The astounding new AI model, DALL-E (a mix of WALL-E and Dali), was shown by OpenAI at the beginning of last year. But the end product was seldom anything you’d want to frame and display on the wall. DALL-E 2 has finally been released, and it improves upon its predecessor in every conceivable way. However, with these expanded powers come additional safeguards to avoid misuse. A more in-depth explanation of DALL-E can be found in our original article, but in Youtube Backlinks Generator short, it can process complicated prompts like “A bear riding a bicycle through a mall, next to an image of a cat stealing the Declaration of Independence.” It would cheerfully abide by the request and choose the output most likely to satisfy the user’s criteria from among hundreds. To put it simply, DALL-E 2 is capable of doing the same thing as its predecessor, namely, transforming a text input into an incredibly precise picture. However, it now has certain additional capabilities because to its education. For starters, it does the first task more effectively. DALL-E 2 generates much larger and higher-definition output pictures. It’s quicker despite creating more visuals, so more iterations may be generated in the time a user is willing to wait (which is just a few seconds). For the time being, DALL-E 2 operates on a hosted platform, a restricted testing environment where developers may experiment safely. So, they check all the suggestions they provide the model to see whether they break their content guideline, which forbids “pictures that are not G-rated.”
Google’s Image Search does not provide a perfect duplicate
Google Research has built an artificial intelligence model that can generate artworks in a manner similar to OpenAI’s text-to-image approach. Text-to-image Artificial intelligence models can make sense of the connection between a picture and its description. After some context is provided, a computer may create illustrations by blending together various ideas, characteristics, and aesthetic preferences depending on the textual description. If the user specifies that they want to see a “picture of a dog,” the system will generate an image that closely resembles a photograph of a dog. However, if the description was changed to “an oil painting of a dog,” a picture more like to a painting would be produced. The team at Imagen has shown off many examples of the AI model’s work, including a sharp-witted corgi living in a home made of sushi and an extraterrestrial octopus perusing a newspaper. Last year, OpenAI developed the initial iteration of its DALL-E text-to-image model. But this month, it introduced a new model dubbed DALL-E 2, which “generates more realistic and accurate pictures with four times better resolution,” as the company put it. According to the AI firm, the model employs a technique called diffusion, “which begins with a pattern of random dots and progressively transforms that pattern towards a picture when it detects particular characteristics of that image.” The developers of Imagen boast many advancements in picture production in a recent research article. For text-to-image creation, it claims that big frozen language models trained purely on text data are “surprisingly highly good text encoders.” Furthermore, the results indicate that increasing the size of a pretrained text encoder leads to higher quality samples than increasing the size of an image diffusion model. For the purpose of evaluating and contrasting various text-to-image models, the Google research team developed a benchmark tool called DrawBench. Human raters on Google’s DrawBench platform favoured Imagen above competing models like DALL-E 2 “both in terms of sample quality and image-text alignment,” according to the Google team.

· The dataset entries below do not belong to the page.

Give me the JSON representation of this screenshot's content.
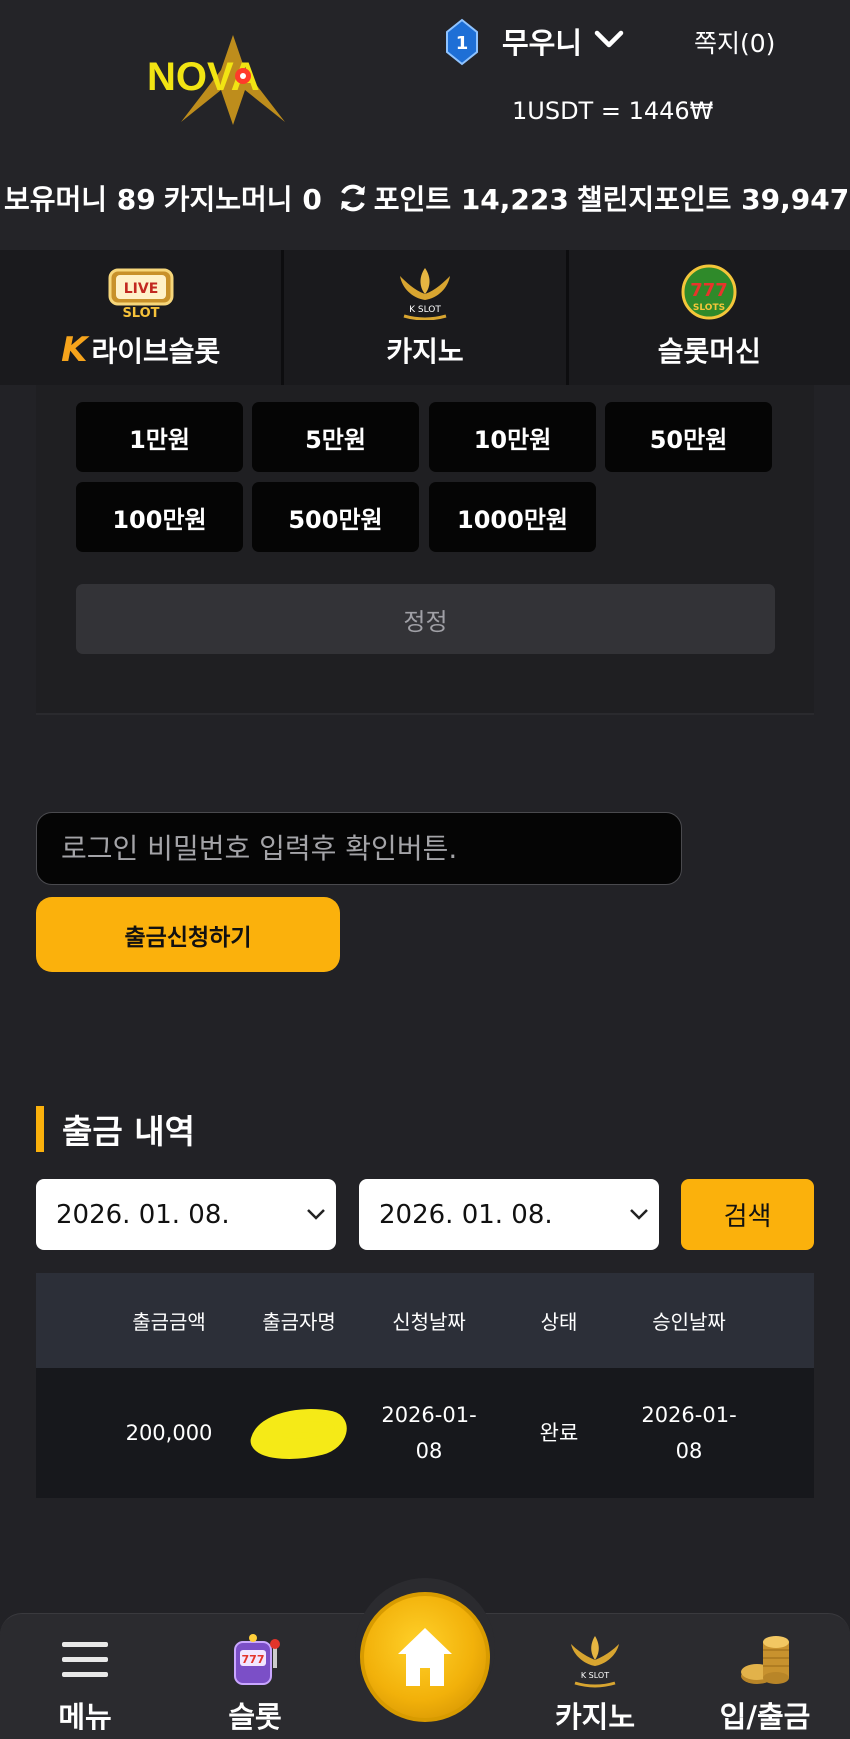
{
  "header": {
    "logo_text": "NOVA",
    "level": "1",
    "username": "무우니",
    "memo": "쪽지(0)",
    "rate": "1USDT = 1446₩"
  },
  "balances": {
    "holding_money": "보유머니 89",
    "casino_money": "카지노머니 0",
    "point": "포인트 14,223",
    "challenge_point": "챌린지포인트 39,947"
  },
  "categories": [
    {
      "label": "라이브슬롯",
      "icon": "live-slot-icon",
      "icon_text": "LIVE SLOT",
      "prefix": "K"
    },
    {
      "label": "카지노",
      "icon": "k-slot-icon",
      "icon_text": "K SLOT"
    },
    {
      "label": "슬롯머신",
      "icon": "777-slots-icon",
      "icon_text": "777 SLOTS"
    }
  ],
  "amounts": [
    "1만원",
    "5만원",
    "10만원",
    "50만원",
    "100만원",
    "500만원",
    "1000만원"
  ],
  "reset_label": "정정",
  "password_placeholder": "로그인 비밀번호 입력후 확인버튼.",
  "withdraw_button": "출금신청하기",
  "history": {
    "title": "출금 내역",
    "date_from": "2026. 01. 08.",
    "date_to": "2026. 01. 08.",
    "search_label": "검색",
    "columns": [
      "출금금액",
      "출금자명",
      "신청날짜",
      "상태",
      "승인날짜"
    ],
    "rows": [
      {
        "amount": "200,000",
        "name": "",
        "request_date": "2026-01-08",
        "status": "완료",
        "approve_date": "2026-01-08"
      }
    ]
  },
  "nav": {
    "menu": "메뉴",
    "slot": "슬롯",
    "casino": "카지노",
    "deposit": "입/출금"
  },
  "colors": {
    "accent": "#fbb10c",
    "background": "#222226",
    "panel": "#1f1f22",
    "button_dark": "#050505"
  }
}
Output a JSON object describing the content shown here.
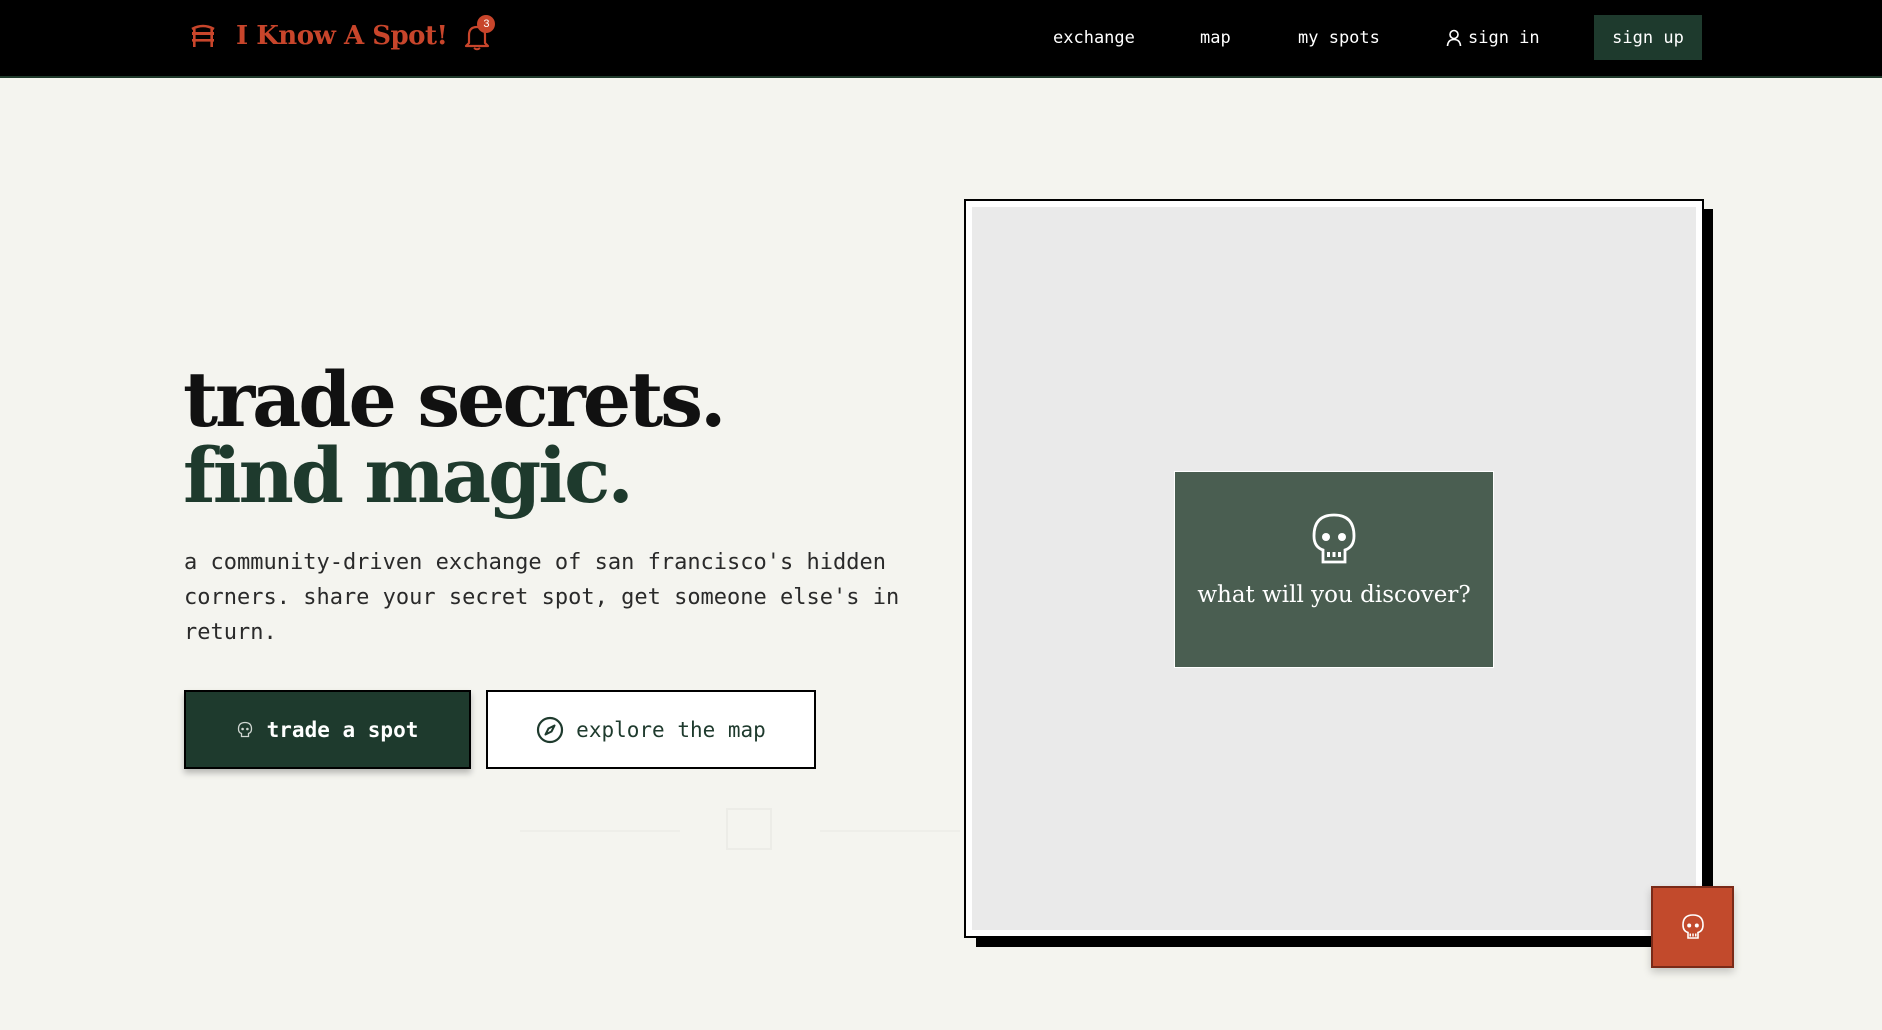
{
  "header": {
    "brand_name": "I Know A Spot!",
    "logo_icon": "bench-icon",
    "notification_count": "3",
    "nav": {
      "exchange": "exchange",
      "map": "map",
      "my_spots": "my spots",
      "sign_in": "sign in",
      "sign_up": "sign up"
    }
  },
  "hero": {
    "title_line1": "trade secrets.",
    "title_line2": "find magic.",
    "description": "a community-driven exchange of san francisco's hidden corners. share your secret spot, get someone else's in return.",
    "primary_button": "trade a spot",
    "secondary_button": "explore the map"
  },
  "card": {
    "prompt": "what will you discover?"
  },
  "colors": {
    "accent": "#c8452b",
    "primary_green": "#1e3a2d",
    "card_green": "#4a5e51",
    "background": "#f4f4ef"
  }
}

Where Mistakes Might Occur?
Like OpenAI, Google Research has noted a number of moral concerns raised by their work on text-to-image translation. Because of the potential for these models to be misused, the team is wary about releasing any open-source code or demonstrations of their work. According to the study, “the data needs of text-to-image algorithms have forced academics to depend largely on enormous, generally uncurated, web-scraped datasets.” Datasets of this sort typically reflect societal prejudices, repressive perspectives, and pejorative or otherwise negative links to minority identity groups, but they have also allowed significant algorithmic improvements in recent years. Preliminary investigation of Imagen also reveals, according to the researchers, that the model contains a variety of “social and cultural biases” while creating pictures of activities, events, and objects. Last month, Open-AI revealed DALL-E 2, and some were concerned that it may be used to create convincing phoney photos that could be used to distribute false information online.